Bitcoin also has an obvious advantage over traditional gold: easy transportability. A large percentage of the global population is only one generation removed from the threat of having to flee their homes. One would like to think that this is ancient history, at least for the developed world. But what is the harm in having a part of our wealth as a number in our head, so in dire circumstances, we can take our wealth with us? If bitcoin becomes accepted as a legitimate store of value, it is easy to see how its value may grow over time.
Bitcoin: World’s most dramatic bubble ever?
Investment manias throughout the centuries have ranged from tulips to tech stocks to housing; is bitcoin any different? Image/Video: Daniel Epstein
Moreover, if bitcoin is digital gold, then bitcoin as a global currency would be a move back toward the gold standard, albeit a digital one.
An important benefit of this asset-backed system would be that it remove the need for faith in a central intermediary (like a government), allaying fears of future sovereign debt crises. In addition, the electronic transferability and divisibility of bitcoin makes it a prime candidate for digital cash.
Although Japan’s acceptance of bitcoin (and some U.S. companies, for example Overstock.com /zigman2/quotes/200022359/composite OSTK -3.24% ) as a means of payment for goods and services is a step in this direction, bitcoin being used globally for transactions in its current form is not entirely convincing. It is an order of magnitude more volatile than any other currency. Also, transaction costs are extremely high. The only market participants who can accept this level of volatility and transaction costs are those who are engaged in some nefarious activity and/or value the anonymity of those transactions.
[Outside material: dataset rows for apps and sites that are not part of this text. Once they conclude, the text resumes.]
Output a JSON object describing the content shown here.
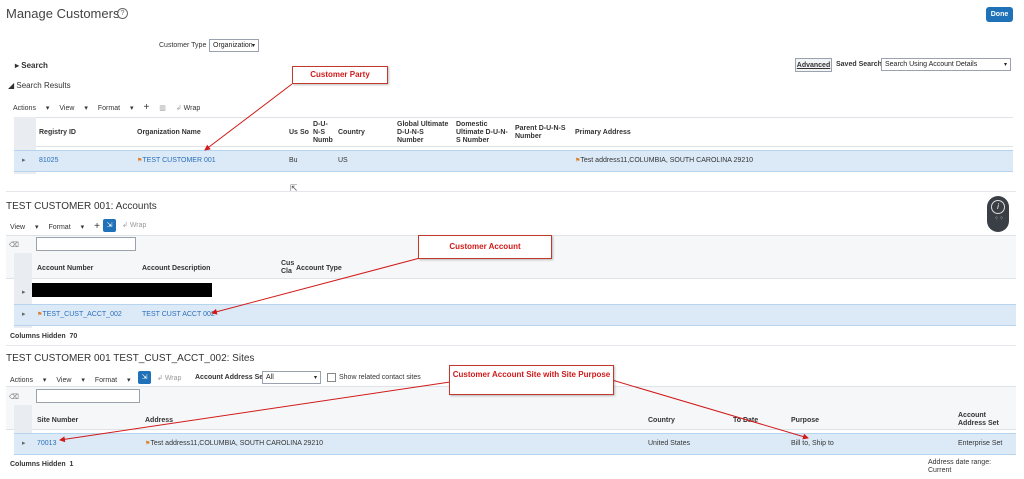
{
  "page": {
    "title": "Manage Customers",
    "done_label": "Done",
    "help_icon": "help-circle-icon"
  },
  "search": {
    "customer_type_label": "Customer Type",
    "customer_type_value": "Organization",
    "search_label": "Search",
    "search_results_label": "Search Results",
    "advanced_label": "Advanced",
    "saved_search_label": "Saved Search",
    "saved_search_value": "Search Using Account Details"
  },
  "results_toolbar": {
    "actions": "Actions",
    "view": "View",
    "format": "Format",
    "wrap": "Wrap"
  },
  "results_table": {
    "headers": {
      "registry_id": "Registry ID",
      "org_name": "Organization Name",
      "us": "Us",
      "so": "So",
      "duns": "D-U-N-S Numb",
      "country": "Country",
      "global_duns": "Global Ultimate D-U-N-S Number",
      "domestic_duns": "Domestic Ultimate D-U-N-S Number",
      "parent_duns": "Parent D-U-N-S Number",
      "primary_address": "Primary Address"
    },
    "row": {
      "registry_id": "81025",
      "org_name": "TEST CUSTOMER 001",
      "us": "Bu",
      "country": "US",
      "primary_address": "Test address11,COLUMBIA, SOUTH CAROLINA 29210"
    }
  },
  "accounts": {
    "title": "TEST CUSTOMER 001: Accounts",
    "toolbar": {
      "view": "View",
      "format": "Format",
      "wrap": "Wrap"
    },
    "headers": {
      "account_number": "Account Number",
      "account_description": "Account Description",
      "cust_class": "Cus Cla",
      "account_type": "Account Type"
    },
    "rows": [
      {
        "account_number": "TEST_CUST_ACCT_002",
        "account_description": "TEST CUST ACCT 002"
      }
    ],
    "columns_hidden_label": "Columns Hidden",
    "columns_hidden_count": "70"
  },
  "sites": {
    "title": "TEST CUSTOMER 001 TEST_CUST_ACCT_002: Sites",
    "toolbar": {
      "actions": "Actions",
      "view": "View",
      "format": "Format",
      "wrap": "Wrap",
      "address_set_label": "Account Address Set",
      "address_set_value": "All",
      "show_related_label": "Show related contact sites"
    },
    "headers": {
      "site_number": "Site Number",
      "address": "Address",
      "country": "Country",
      "to_date": "To Date",
      "purpose": "Purpose",
      "account_address_set": "Account Address Set"
    },
    "row": {
      "site_number": "70013",
      "address": "Test address11,COLUMBIA, SOUTH CAROLINA 29210",
      "country": "United States",
      "purpose": "Bill to, Ship to",
      "account_address_set": "Enterprise Set"
    },
    "columns_hidden_label": "Columns Hidden",
    "columns_hidden_count": "1",
    "address_date_range_label": "Address date range:",
    "address_date_range_value": "Current"
  },
  "annotations": {
    "customer_party": "Customer Party",
    "customer_account": "Customer Account",
    "customer_site": "Customer Account Site with Site Purpose"
  },
  "colors": {
    "accent": "#1f72b8",
    "selected_row": "#dceaf7",
    "annotation_red": "#d11a1a"
  }
}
In theory, a digital currency could be quite valuable for transactions in countries where a large proportion of the population doesn’t have access to banks and credit cards, but it is hard to see how these individuals will get access to bitcoin.
I disagree with those who claim that bitcoin is a fraud. Fraud requires deception and open-source verifiable bitcoin protocol is the antithesis of deception. When any investment goes from pennies to almost $8,000, it does sound too good to be true. And it’s possible that the critics are right and bitcoin will not end well for investors — the tulip mania of our generation.
But it is also possible that bitcoin may become an essential part of a decentralized network where a large part of transactions take place using bitcoin. Or bitcoin could be a “forever” fad like gold. If that plays out, bitcoin could substantially increase in value. This large variation in possible outcomes and value by definition makes bitcoin a speculative asset that can represent a small part of a well-diversified portfolio.
Atulya Sarin is a professor of finance at Santa Clara University. He has written on currencies in his book Foundations of Multinational Financial Management (sixth edition) and has worked extensively as a valuation expert.